• [INSTRUCTIONS FOR THE TASK]: Pick out each line of the records in which the word "channel" appears.
━━━━━━━━━━
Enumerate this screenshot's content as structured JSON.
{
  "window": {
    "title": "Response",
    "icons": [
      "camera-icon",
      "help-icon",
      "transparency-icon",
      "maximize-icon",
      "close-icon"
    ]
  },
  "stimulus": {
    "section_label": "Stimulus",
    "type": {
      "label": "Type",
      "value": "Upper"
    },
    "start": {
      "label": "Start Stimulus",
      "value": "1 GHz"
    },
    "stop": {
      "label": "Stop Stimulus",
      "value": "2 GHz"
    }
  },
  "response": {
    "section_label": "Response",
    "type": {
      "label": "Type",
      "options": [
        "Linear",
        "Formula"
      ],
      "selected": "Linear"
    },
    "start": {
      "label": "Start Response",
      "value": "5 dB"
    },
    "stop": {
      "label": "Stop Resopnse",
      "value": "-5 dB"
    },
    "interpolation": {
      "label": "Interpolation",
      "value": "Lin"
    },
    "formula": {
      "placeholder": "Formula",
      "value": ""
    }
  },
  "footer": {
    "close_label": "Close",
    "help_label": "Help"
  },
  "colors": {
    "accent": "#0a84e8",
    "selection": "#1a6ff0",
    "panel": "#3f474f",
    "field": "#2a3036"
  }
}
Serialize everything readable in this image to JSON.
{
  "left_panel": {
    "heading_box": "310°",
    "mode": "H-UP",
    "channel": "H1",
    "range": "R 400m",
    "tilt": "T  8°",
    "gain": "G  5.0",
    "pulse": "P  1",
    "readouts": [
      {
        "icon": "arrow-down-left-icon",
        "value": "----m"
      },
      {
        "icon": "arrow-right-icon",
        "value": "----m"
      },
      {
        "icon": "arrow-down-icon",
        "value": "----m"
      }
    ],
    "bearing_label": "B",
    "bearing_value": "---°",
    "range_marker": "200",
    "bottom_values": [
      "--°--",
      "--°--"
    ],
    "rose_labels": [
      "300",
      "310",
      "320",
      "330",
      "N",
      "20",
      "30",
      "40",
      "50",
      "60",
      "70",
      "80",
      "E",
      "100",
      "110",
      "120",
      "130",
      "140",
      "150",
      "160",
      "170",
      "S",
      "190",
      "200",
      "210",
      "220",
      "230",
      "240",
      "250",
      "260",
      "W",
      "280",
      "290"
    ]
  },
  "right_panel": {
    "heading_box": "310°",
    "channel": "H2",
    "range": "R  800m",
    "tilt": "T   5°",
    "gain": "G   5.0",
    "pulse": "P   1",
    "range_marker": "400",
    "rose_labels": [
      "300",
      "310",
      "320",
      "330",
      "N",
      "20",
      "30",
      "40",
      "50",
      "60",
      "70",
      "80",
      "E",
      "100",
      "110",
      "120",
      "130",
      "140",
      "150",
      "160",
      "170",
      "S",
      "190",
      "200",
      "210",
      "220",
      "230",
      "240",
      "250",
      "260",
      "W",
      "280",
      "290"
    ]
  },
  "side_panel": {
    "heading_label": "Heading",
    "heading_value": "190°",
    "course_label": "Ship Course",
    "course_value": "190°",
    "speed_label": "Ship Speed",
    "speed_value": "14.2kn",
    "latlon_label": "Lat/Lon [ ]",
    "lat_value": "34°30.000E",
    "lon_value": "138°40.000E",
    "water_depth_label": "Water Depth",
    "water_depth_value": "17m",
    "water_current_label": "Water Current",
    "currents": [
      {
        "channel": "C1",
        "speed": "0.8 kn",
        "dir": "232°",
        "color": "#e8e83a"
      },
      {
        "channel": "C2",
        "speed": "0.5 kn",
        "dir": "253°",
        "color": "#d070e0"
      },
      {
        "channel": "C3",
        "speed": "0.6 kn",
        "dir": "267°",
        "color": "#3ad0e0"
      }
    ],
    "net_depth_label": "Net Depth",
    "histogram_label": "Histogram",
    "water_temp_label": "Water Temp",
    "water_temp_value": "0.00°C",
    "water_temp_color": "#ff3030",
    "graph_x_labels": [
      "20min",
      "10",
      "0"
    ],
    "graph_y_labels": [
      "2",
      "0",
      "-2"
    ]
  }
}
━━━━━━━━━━
• [EXERCISE SOLUTION]:
    "channel": "H1",
    "channel": "H2",
        "channel": "C1",
        "channel": "C2",
        "channel": "C3",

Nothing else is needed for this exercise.